**WHAT YOU ARE ASKED TO DO:** Search each line below for "icon", then return the lines where it appears.

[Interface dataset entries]
+-------+
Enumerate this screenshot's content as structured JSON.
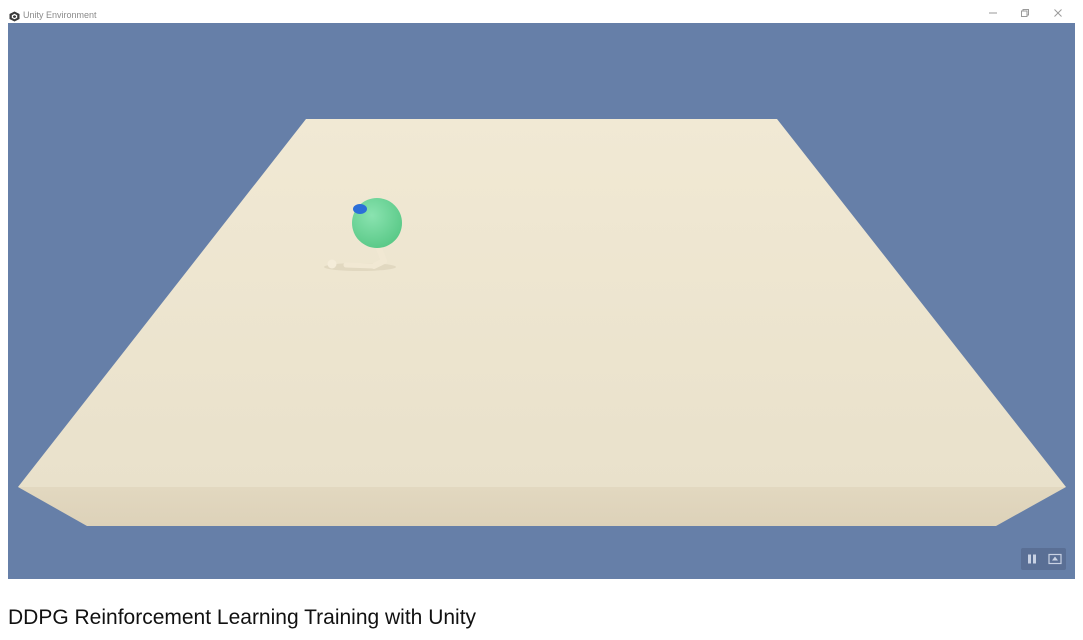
{
  "window": {
    "title": "Unity Environment",
    "app_icon": "unity-logo-icon",
    "controls": {
      "minimize_icon": "minimize-icon",
      "restore_icon": "restore-icon",
      "close_icon": "close-icon"
    }
  },
  "scene": {
    "background_color": "#667fa8",
    "platform_color": "#ece4cf",
    "agent_head_color": "#6ed498",
    "agent_eye_color": "#2b6fd8",
    "agent_limb_color": "#f1e8d3"
  },
  "overlay": {
    "pause_icon": "pause-icon",
    "fullscreen_icon": "fullscreen-icon"
  },
  "video": {
    "title": "DDPG Reinforcement Learning Training with Unity"
  }
}
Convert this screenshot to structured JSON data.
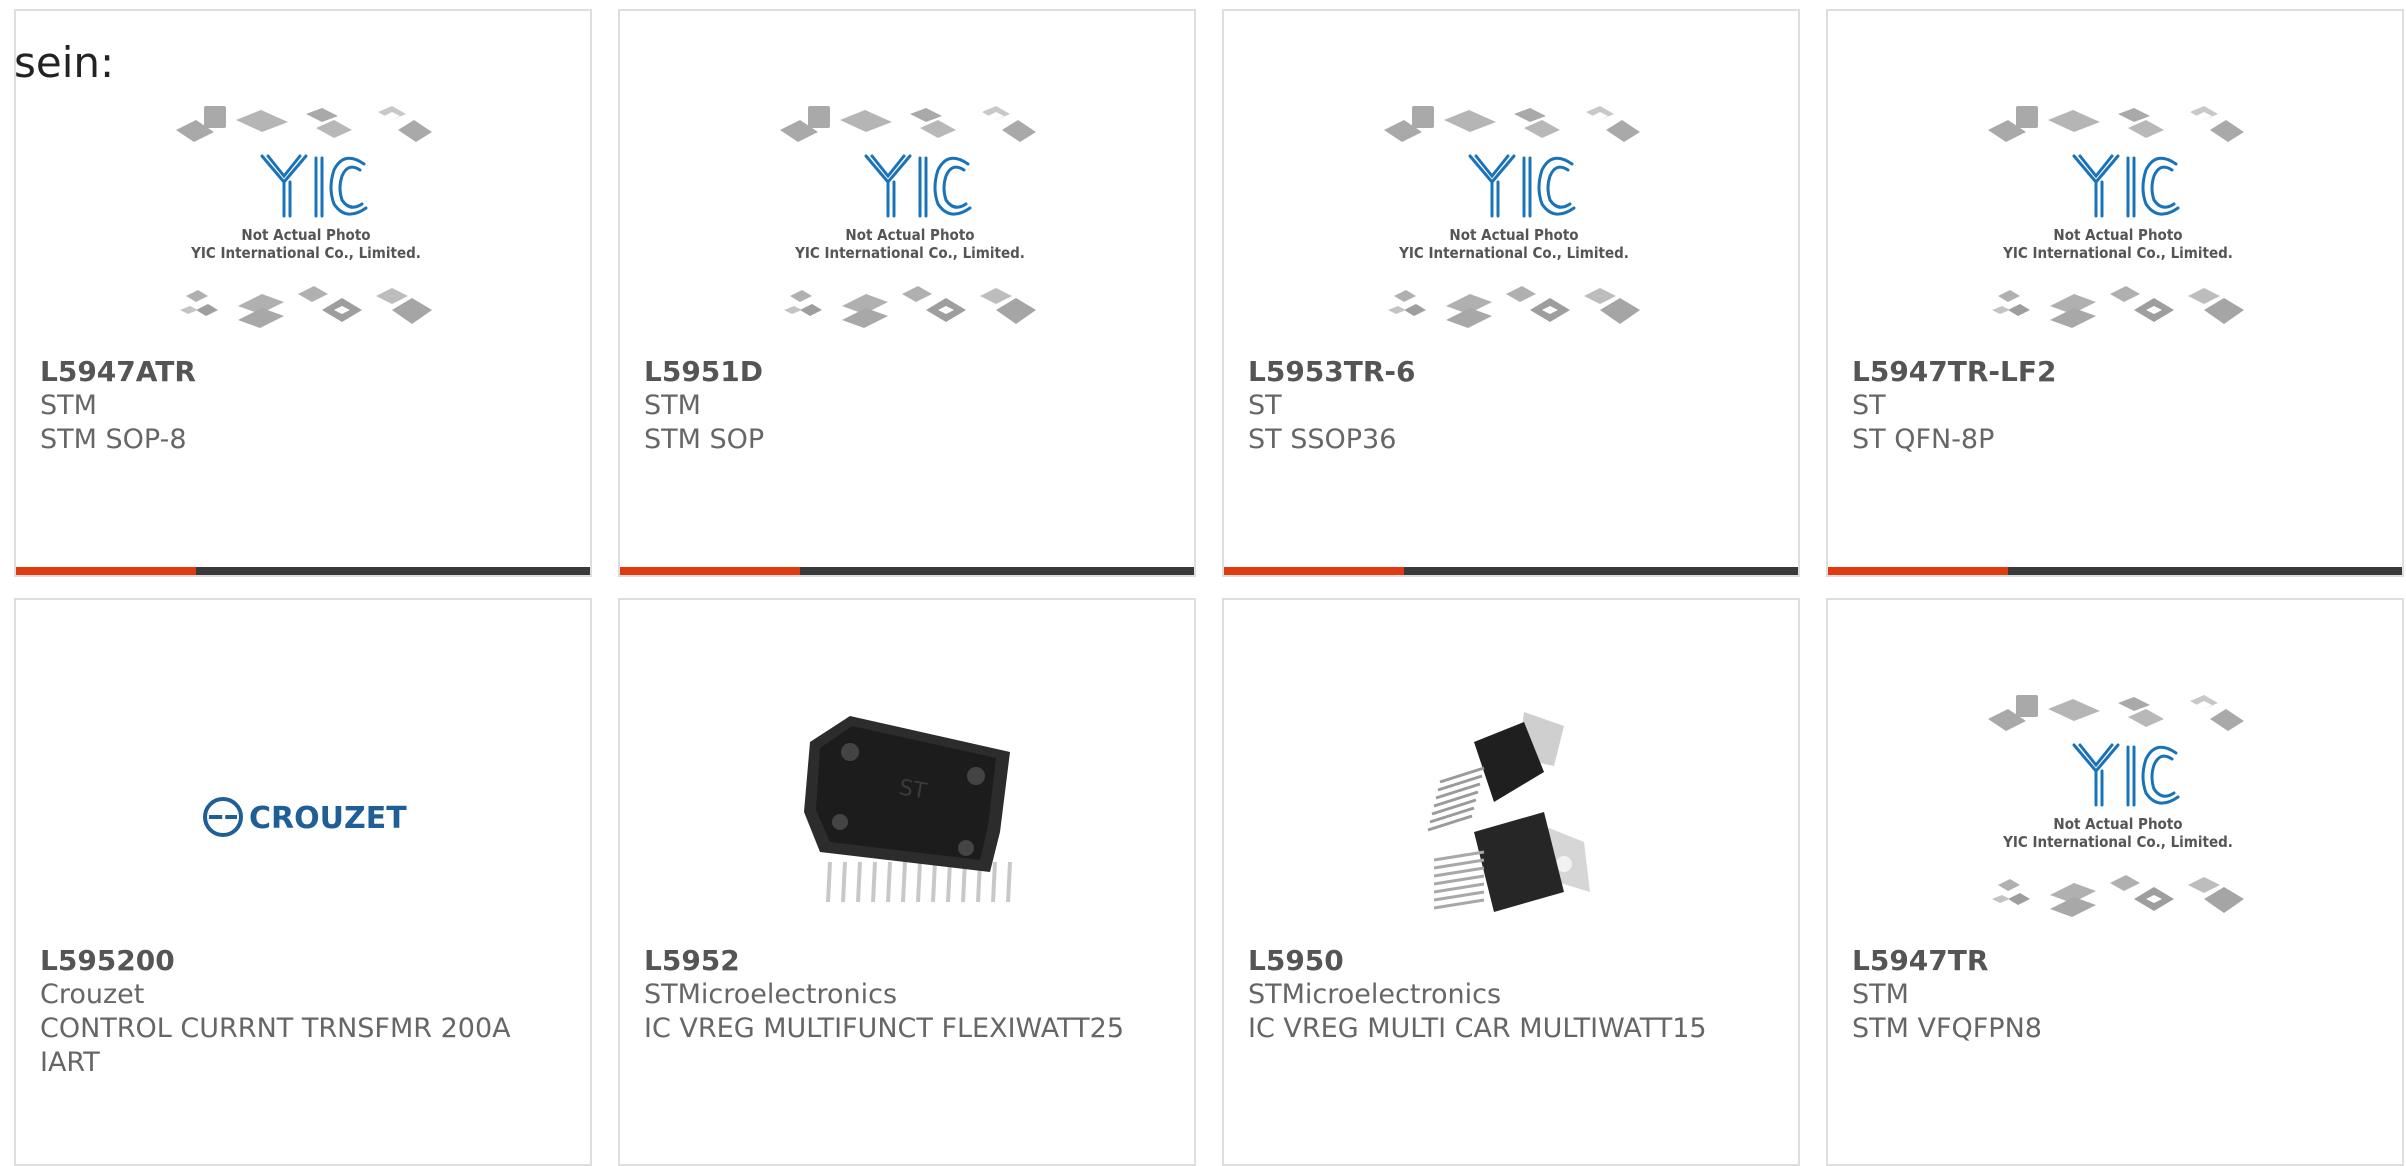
{
  "intro_text": "sein:",
  "placeholder": {
    "logo": "YIC",
    "line1": "Not Actual Photo",
    "line2": "YIC International Co., Limited."
  },
  "crouzet_logo_text": "CROUZET",
  "products": [
    {
      "part": "L5947ATR",
      "manufacturer": "STM",
      "description": "STM SOP-8",
      "image": "yic-placeholder"
    },
    {
      "part": "L5951D",
      "manufacturer": "STM",
      "description": "STM SOP",
      "image": "yic-placeholder"
    },
    {
      "part": "L5953TR-6",
      "manufacturer": "ST",
      "description": "ST SSOP36",
      "image": "yic-placeholder"
    },
    {
      "part": "L5947TR-LF2",
      "manufacturer": "ST",
      "description": "ST QFN-8P",
      "image": "yic-placeholder"
    },
    {
      "part": "L595200",
      "manufacturer": "Crouzet",
      "description": "CONTROL CURRNT TRNSFMR 200A IART",
      "image": "crouzet-logo"
    },
    {
      "part": "L5952",
      "manufacturer": "STMicroelectronics",
      "description": "IC VREG MULTIFUNCT FLEXIWATT25",
      "image": "flexiwatt-chip"
    },
    {
      "part": "L5950",
      "manufacturer": "STMicroelectronics",
      "description": "IC VREG MULTI CAR MULTIWATT15",
      "image": "multiwatt-chip"
    },
    {
      "part": "L5947TR",
      "manufacturer": "STM",
      "description": "STM VFQFPN8",
      "image": "yic-placeholder"
    }
  ],
  "colors": {
    "accent": "#e03a10",
    "bar": "#3a3a3a",
    "card_border": "#dedede",
    "yic_blue": "#1a73b8",
    "crouzet_blue": "#1d5f96"
  }
}
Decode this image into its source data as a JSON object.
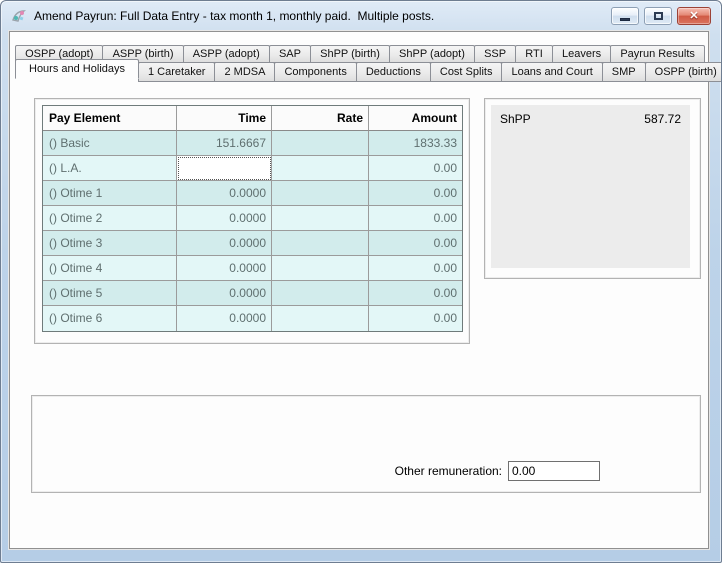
{
  "window": {
    "title": "Amend Payrun: Full Data Entry - tax month 1, monthly paid.  Multiple posts.",
    "controls": {
      "minimize": "minimize",
      "restore": "restore",
      "close": "close"
    }
  },
  "tabs": {
    "row1": [
      "OSPP (adopt)",
      "ASPP (birth)",
      "ASPP (adopt)",
      "SAP",
      "ShPP (birth)",
      "ShPP (adopt)",
      "SSP",
      "RTI",
      "Leavers",
      "Payrun Results"
    ],
    "row2": [
      {
        "label": "Hours and Holidays",
        "selected": true
      },
      {
        "label": "1 Caretaker"
      },
      {
        "label": "2 MDSA"
      },
      {
        "label": "Components"
      },
      {
        "label": "Deductions"
      },
      {
        "label": "Cost Splits"
      },
      {
        "label": "Loans and Court"
      },
      {
        "label": "SMP"
      },
      {
        "label": "OSPP (birth)"
      }
    ]
  },
  "pay_table": {
    "columns": [
      "Pay Element",
      "Time",
      "Rate",
      "Amount"
    ],
    "rows": [
      {
        "element": "() Basic",
        "time": "151.6667",
        "rate": "",
        "amount": "1833.33"
      },
      {
        "element": "() L.A.",
        "time": "",
        "rate": "",
        "amount": "0.00",
        "editing": true
      },
      {
        "element": "() Otime 1",
        "time": "0.0000",
        "rate": "",
        "amount": "0.00"
      },
      {
        "element": "() Otime 2",
        "time": "0.0000",
        "rate": "",
        "amount": "0.00"
      },
      {
        "element": "() Otime 3",
        "time": "0.0000",
        "rate": "",
        "amount": "0.00"
      },
      {
        "element": "() Otime 4",
        "time": "0.0000",
        "rate": "",
        "amount": "0.00"
      },
      {
        "element": "() Otime 5",
        "time": "0.0000",
        "rate": "",
        "amount": "0.00"
      },
      {
        "element": "() Otime 6",
        "time": "0.0000",
        "rate": "",
        "amount": "0.00"
      }
    ]
  },
  "summary_panel": {
    "label": "ShPP",
    "value": "587.72"
  },
  "footer": {
    "other_remuneration_label": "Other remuneration:",
    "other_remuneration_value": "0.00"
  },
  "colors": {
    "row_odd": "#d2ecec",
    "row_even": "#e3f7f7",
    "close_button": "#d05a45",
    "frame": "#bdd3e9",
    "summary_box": "#ececec"
  }
}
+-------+
**RESPONSE BOX:**
    "app_icon": "unity-logo-icon",
      "minimize_icon": "minimize-icon",
      "restore_icon": "restore-icon",
      "close_icon": "close-icon"
    "pause_icon": "pause-icon",
    "fullscreen_icon": "fullscreen-icon"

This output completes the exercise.